What Do Investors Know About Fiduciaries?

Even though more than half of Americans don’t know the difference between a fiduciary financial adviser and one who isn’t, the majority believes it’s important for advisers to put clients’ best interests above their own when it comes to retirement assets, a new survey finds.

The Department of Labor (DOL)’s Conflict of Interest rule, which would go into effect this April, has the potential to reshape the retirement planning industry, and extend the legal fiduciary standard to advisers who aren’t accustomed to it. But while news about the so-called fiduciary rule is on the top of advisers’ minds, their clients may be scratching their heads.

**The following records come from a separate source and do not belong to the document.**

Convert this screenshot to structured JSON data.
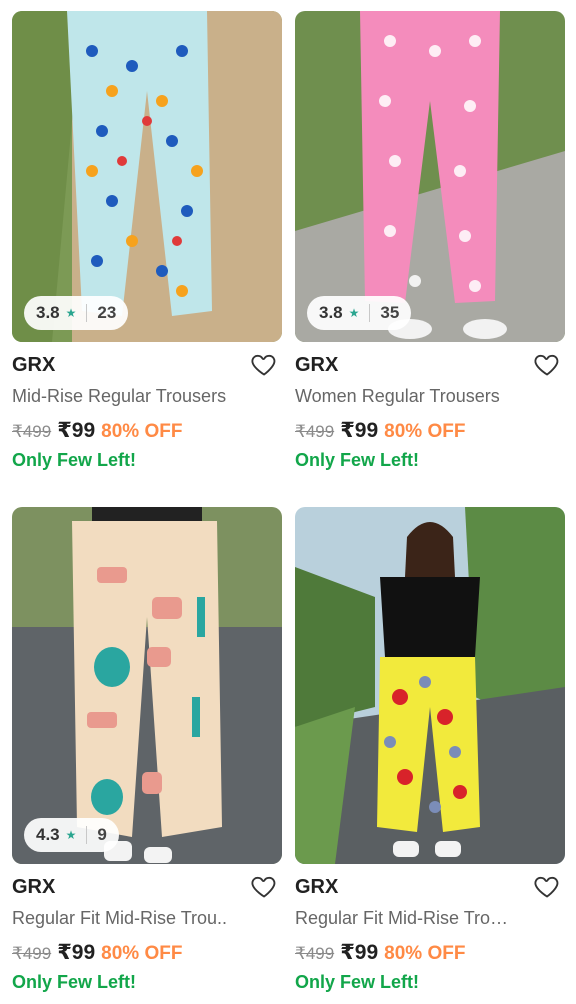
{
  "products": [
    {
      "brand": "GRX",
      "title": "Mid-Rise Regular Trousers",
      "mrp": "₹499",
      "price": "₹99",
      "discount": "80% OFF",
      "stock": "Only Few Left!",
      "rating": "3.8",
      "rating_count": "23",
      "image_desc_icon": "trouser-photo-icon",
      "colors": {
        "pant": "#bfe6ea",
        "bg": "#c9b08a"
      }
    },
    {
      "brand": "GRX",
      "title": "Women Regular Trousers",
      "mrp": "₹499",
      "price": "₹99",
      "discount": "80% OFF",
      "stock": "Only Few Left!",
      "rating": "3.8",
      "rating_count": "35",
      "image_desc_icon": "trouser-photo-icon",
      "colors": {
        "pant": "#f48cbc",
        "bg": "#6f8f4e"
      }
    },
    {
      "brand": "GRX",
      "title": "Regular Fit Mid-Rise Trou..",
      "mrp": "₹499",
      "price": "₹99",
      "discount": "80% OFF",
      "stock": "Only Few Left!",
      "rating": "4.3",
      "rating_count": "9",
      "image_desc_icon": "trouser-photo-icon",
      "colors": {
        "pant": "#f2dcc0",
        "bg": "#5f6468"
      }
    },
    {
      "brand": "GRX",
      "title": "Regular Fit Mid-Rise Tro…",
      "mrp": "₹499",
      "price": "₹99",
      "discount": "80% OFF",
      "stock": "Only Few Left!",
      "image_desc_icon": "trouser-photo-icon",
      "colors": {
        "pant": "#f2ea3c",
        "bg": "#5a5f62"
      }
    }
  ],
  "theme": {
    "discount_color": "#ff8a45",
    "stock_color": "#12a64a",
    "rating_star_color": "#2aa58f"
  }
}
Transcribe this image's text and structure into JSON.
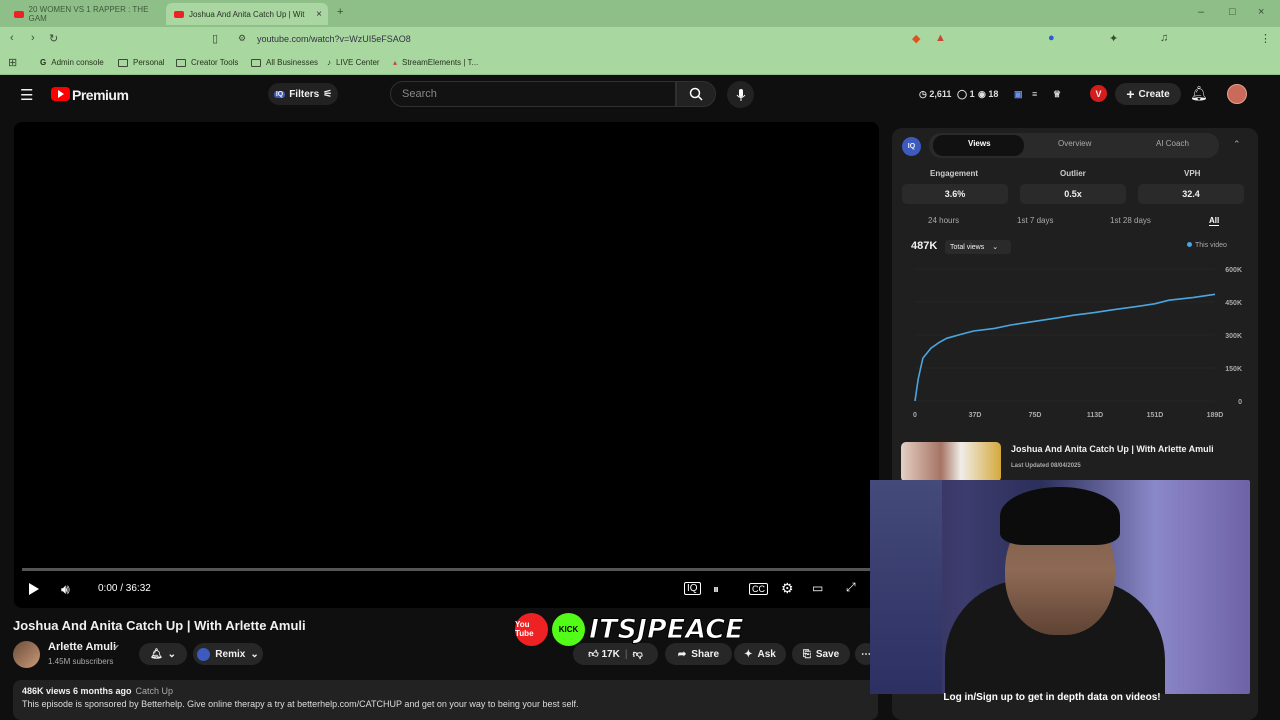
{
  "browser": {
    "tabs": [
      {
        "label": "20 WOMEN VS 1 RAPPER : THE GAM"
      },
      {
        "label": "Joshua And Anita Catch Up | Wit"
      }
    ],
    "url": "youtube.com/watch?v=WzUI5eFSAO8",
    "bookmarks": [
      "Admin console",
      "Personal",
      "Creator Tools",
      "All Businesses",
      "LIVE Center",
      "StreamElements | T..."
    ]
  },
  "header": {
    "logo_text": "Premium",
    "filters_label": "Filters",
    "search_placeholder": "Search",
    "stats": {
      "views": "2,611",
      "likes": "1",
      "watch": "18"
    },
    "v_badge": "V",
    "create_label": "Create"
  },
  "player": {
    "time": "0:00 / 36:32",
    "progress": 0
  },
  "video": {
    "title": "Joshua And Anita Catch Up | With Arlette Amuli",
    "channel": "Arlette Amuli",
    "subscribers": "1.45M subscribers",
    "remix_label": "Remix",
    "likes": "17K",
    "share_label": "Share",
    "ask_label": "Ask",
    "save_label": "Save",
    "views_line": "486K views  6 months ago",
    "tag": "Catch Up",
    "description": "This episode is sponsored by Betterhelp. Give online therapy a try at betterhelp.com/CATCHUP and get on your way to being your best self."
  },
  "overlay": {
    "brand_text": "ITSJPEACE",
    "kick_label": "KICK",
    "youtube_label": "You Tube"
  },
  "panel": {
    "logo": "IQ",
    "tabs": [
      "Views",
      "Overview",
      "AI Coach"
    ],
    "metrics": [
      {
        "label": "Engagement",
        "value": "3.6%"
      },
      {
        "label": "Outlier",
        "value": "0.5x"
      },
      {
        "label": "VPH",
        "value": "32.4"
      }
    ],
    "ranges": [
      "24 hours",
      "1st 7 days",
      "1st 28 days",
      "All"
    ],
    "total": "487K",
    "metric_select": "Total views",
    "legend": "This video",
    "card_title": "Joshua And Anita Catch Up | With Arlette Amuli",
    "card_date": "Last Updated 08/04/2025",
    "login_text": "Log in/Sign up to get in depth data on videos!"
  },
  "chart_data": {
    "type": "line",
    "x_ticks": [
      "0",
      "37D",
      "75D",
      "113D",
      "151D",
      "189D"
    ],
    "y_ticks": [
      "0",
      "150K",
      "300K",
      "450K",
      "600K"
    ],
    "ylim": [
      0,
      600000
    ],
    "xlim": [
      0,
      189
    ],
    "series": [
      {
        "name": "This video",
        "x": [
          0,
          2,
          5,
          10,
          15,
          20,
          30,
          37,
          50,
          60,
          75,
          90,
          100,
          113,
          125,
          140,
          151,
          160,
          175,
          189
        ],
        "y": [
          0,
          100000,
          195000,
          240000,
          265000,
          285000,
          305000,
          318000,
          330000,
          345000,
          362000,
          378000,
          390000,
          402000,
          415000,
          430000,
          442000,
          458000,
          470000,
          485000
        ]
      }
    ],
    "color": "#4aa6e0"
  }
}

According to a new survey by Financial Engines, nearly half (46%) of Americans falsely believe that all financial advisers are required to put their clients’ best interests above their own when it comes to retirement assets. Out of those working with financial advisers, 41% reported not knowing whether their consultants were fiduciaries by law.

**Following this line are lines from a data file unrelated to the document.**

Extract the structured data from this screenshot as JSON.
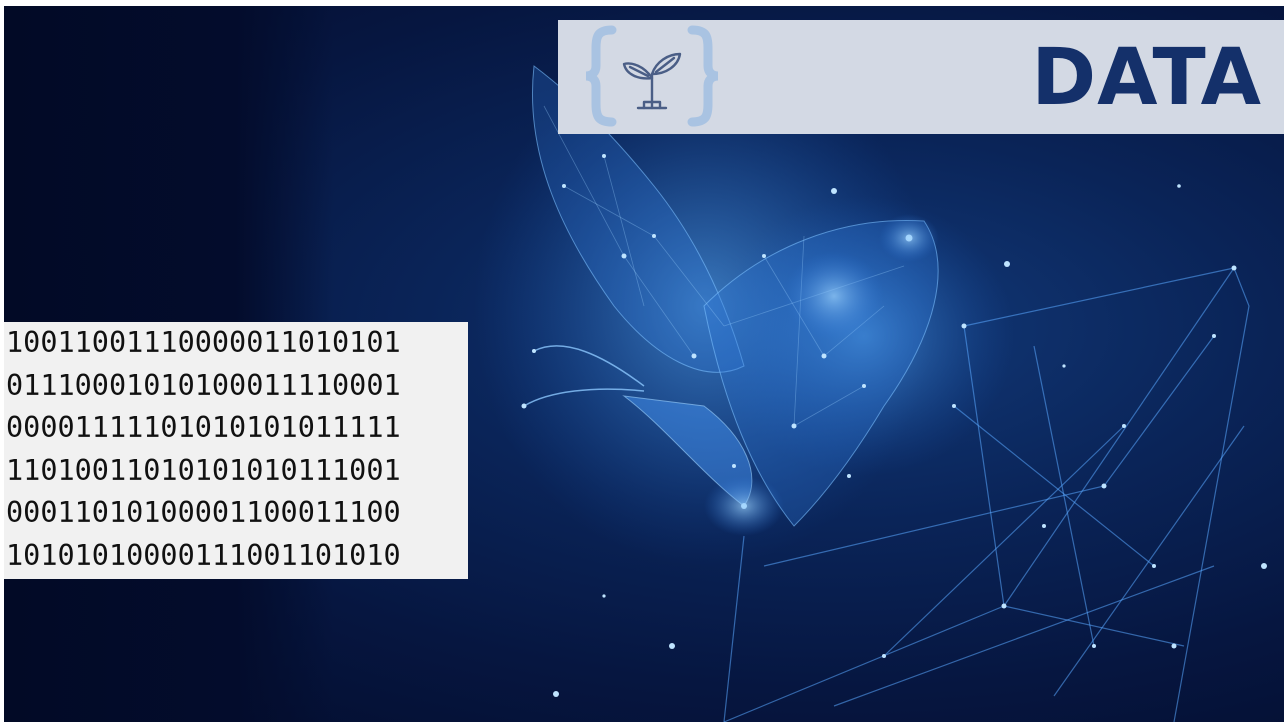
{
  "slide": {
    "title": "DATA",
    "logo_icon": "sprout-in-braces-icon",
    "binary_lines": [
      "10011001110000011010101",
      "01110001010100011110001",
      "00001111101010101011111",
      "11010011010101010111001",
      "00011010100001100011100",
      "10101010000111001101010"
    ],
    "background_image": "glowing-network-butterfly-on-laptop-image"
  },
  "colors": {
    "title": "#14306a",
    "banner": "#d3d9e4",
    "background_dark": "#030b2a",
    "glow": "#4aa3ff"
  }
}
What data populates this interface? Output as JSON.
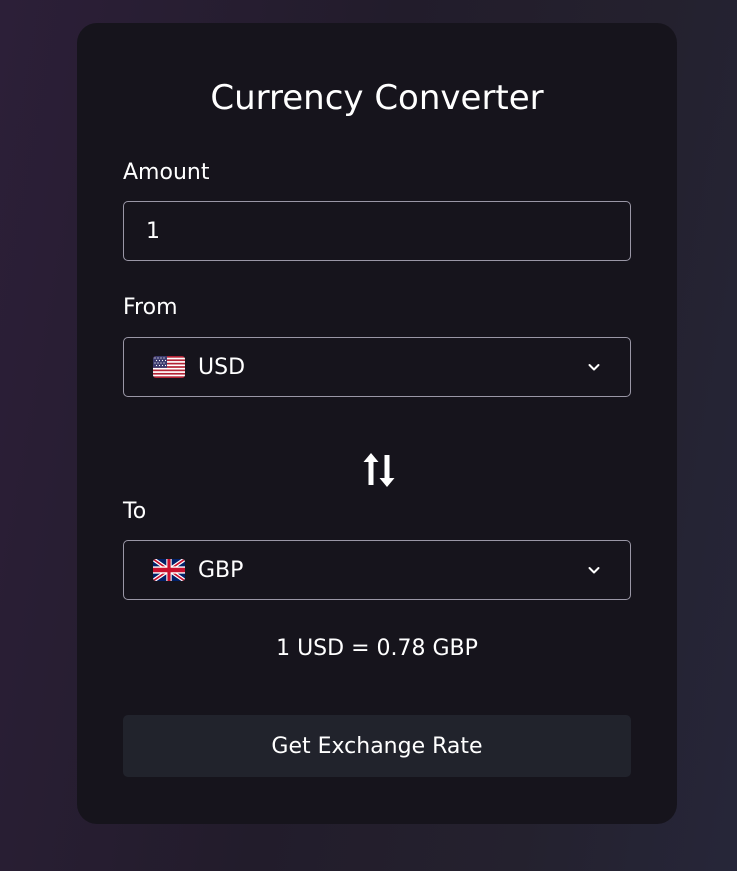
{
  "converter": {
    "title": "Currency Converter",
    "amount": {
      "label": "Amount",
      "value": "1"
    },
    "from": {
      "label": "From",
      "currency": "USD",
      "flag_icon": "us-flag-icon"
    },
    "to": {
      "label": "To",
      "currency": "GBP",
      "flag_icon": "uk-flag-icon"
    },
    "swap_icon": "swap-arrows-icon",
    "result_text": "1 USD = 0.78 GBP",
    "button_label": "Get Exchange Rate"
  },
  "colors": {
    "card_background": "#16141c",
    "button_background": "#21232c",
    "field_border": "#9a97a6",
    "text": "#ffffff"
  }
}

Overall, 66% of respondents said they don’t know the difference between a financial adviser acting as a fiduciary and one who is not. Sixteen percent said they were not sure. However, the majority of Americans value the concept of a fiduciary adviser once explained.

The survey found that 93% of respondents said they believe it’s important for a financial adviser to put his or her client’s best interest ahead of the adviser’s when providing retirement advice. Seventy percent said they would support making it a legal requirement. 

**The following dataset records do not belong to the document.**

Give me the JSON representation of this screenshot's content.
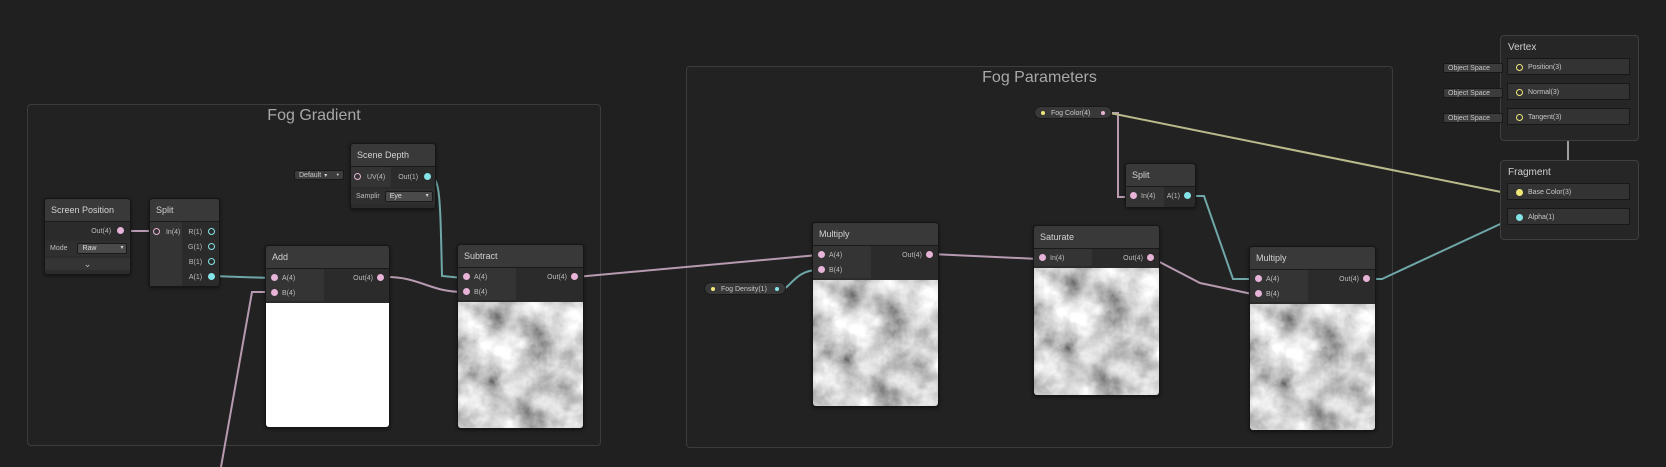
{
  "groups": {
    "fog_gradient": "Fog Gradient",
    "fog_parameters": "Fog Parameters"
  },
  "nodes": {
    "screen_position": {
      "title": "Screen Position",
      "out": "Out(4)",
      "mode_label": "Mode",
      "mode_value": "Raw"
    },
    "split_1": {
      "title": "Split",
      "in": "In(4)",
      "outs": [
        "R(1)",
        "G(1)",
        "B(1)",
        "A(1)"
      ]
    },
    "scene_depth": {
      "title": "Scene Depth",
      "uv": "UV(4)",
      "out": "Out(1)",
      "uv_default": "Default",
      "sampling_label": "Samplir",
      "sampling_value": "Eye"
    },
    "add": {
      "title": "Add",
      "a": "A(4)",
      "b": "B(4)",
      "out": "Out(4)"
    },
    "subtract": {
      "title": "Subtract",
      "a": "A(4)",
      "b": "B(4)",
      "out": "Out(4)"
    },
    "multiply_1": {
      "title": "Multiply",
      "a": "A(4)",
      "b": "B(4)",
      "out": "Out(4)"
    },
    "saturate": {
      "title": "Saturate",
      "in": "In(4)",
      "out": "Out(4)"
    },
    "split_2": {
      "title": "Split",
      "in": "In(4)",
      "out": "A(1)"
    },
    "multiply_2": {
      "title": "Multiply",
      "a": "A(4)",
      "b": "B(4)",
      "out": "Out(4)"
    }
  },
  "properties": {
    "fog_color": "Fog Color(4)",
    "fog_density": "Fog Density(1)"
  },
  "master_stack": {
    "vertex": {
      "title": "Vertex",
      "blocks": [
        "Position(3)",
        "Normal(3)",
        "Tangent(3)"
      ],
      "space_label": "Object Space"
    },
    "fragment": {
      "title": "Fragment",
      "blocks": [
        "Base Color(3)",
        "Alpha(1)"
      ]
    }
  },
  "colors": {
    "background": "#202020",
    "vector4_wire": "#b79ab0",
    "float_wire": "#6fa7a8",
    "vector3_wire": "#b9ba8c"
  }
}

Although it’s currently legal for financial advisers to receive commissions from mutual fund companies in exchange for steering their clients’ retirement assets into certain funds despite potentially higher fees and poor performance compared to others, the DOL’s fiduciary rule would reverse that.  

When this concept was explained to respondents, 55% of workers said this potential conflict of interest would be “a bad thing for me.” However, 35% said they were not sure, highlighting the need for education. Financial Engines notes 74% of Americans don’t currently work with financial advisers.

Fee structures are cornerstones of ongoing ERISA litigation, which is becoming increasingly prevalent in the industry. Although the future of the fiduciary rule is uncertain under the Trump administration and the Republican controlled Congress, many firms are staying fiduciary focused and pushing ahead with efforts to meet compliance requirements.

For access to “In Whose Best Interest? What Americans Know and What they Want When it comes to Retirement Investment Advice,” visit FinancialEngines.com.